#### [Your task]
Each line holding the string "March" is to be copied from the data.

#### [Entries from a dataset of interfaces]
__________________________________________________
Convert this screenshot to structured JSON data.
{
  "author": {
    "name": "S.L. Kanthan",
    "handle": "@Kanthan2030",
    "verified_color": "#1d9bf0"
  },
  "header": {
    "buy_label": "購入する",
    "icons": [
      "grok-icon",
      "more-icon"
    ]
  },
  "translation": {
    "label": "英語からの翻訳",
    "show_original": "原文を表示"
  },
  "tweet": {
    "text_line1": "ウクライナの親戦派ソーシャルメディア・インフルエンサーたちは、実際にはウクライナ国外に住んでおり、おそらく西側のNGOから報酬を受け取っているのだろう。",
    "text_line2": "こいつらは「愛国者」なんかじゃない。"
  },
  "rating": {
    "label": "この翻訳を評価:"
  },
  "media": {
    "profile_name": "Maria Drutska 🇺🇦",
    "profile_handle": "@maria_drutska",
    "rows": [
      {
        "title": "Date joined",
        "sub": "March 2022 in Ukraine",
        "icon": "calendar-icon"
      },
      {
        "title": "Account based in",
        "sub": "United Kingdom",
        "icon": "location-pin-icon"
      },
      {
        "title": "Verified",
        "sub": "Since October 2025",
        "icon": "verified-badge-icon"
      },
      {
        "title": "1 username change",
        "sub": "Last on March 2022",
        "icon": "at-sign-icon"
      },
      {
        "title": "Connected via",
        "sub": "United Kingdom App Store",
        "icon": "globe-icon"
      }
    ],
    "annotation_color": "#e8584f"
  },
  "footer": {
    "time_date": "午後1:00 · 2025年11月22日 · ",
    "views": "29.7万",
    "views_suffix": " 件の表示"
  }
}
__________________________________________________
#### [Task output]
        "sub": "March 2022 in Ukraine",
        "sub": "Last on March 2022",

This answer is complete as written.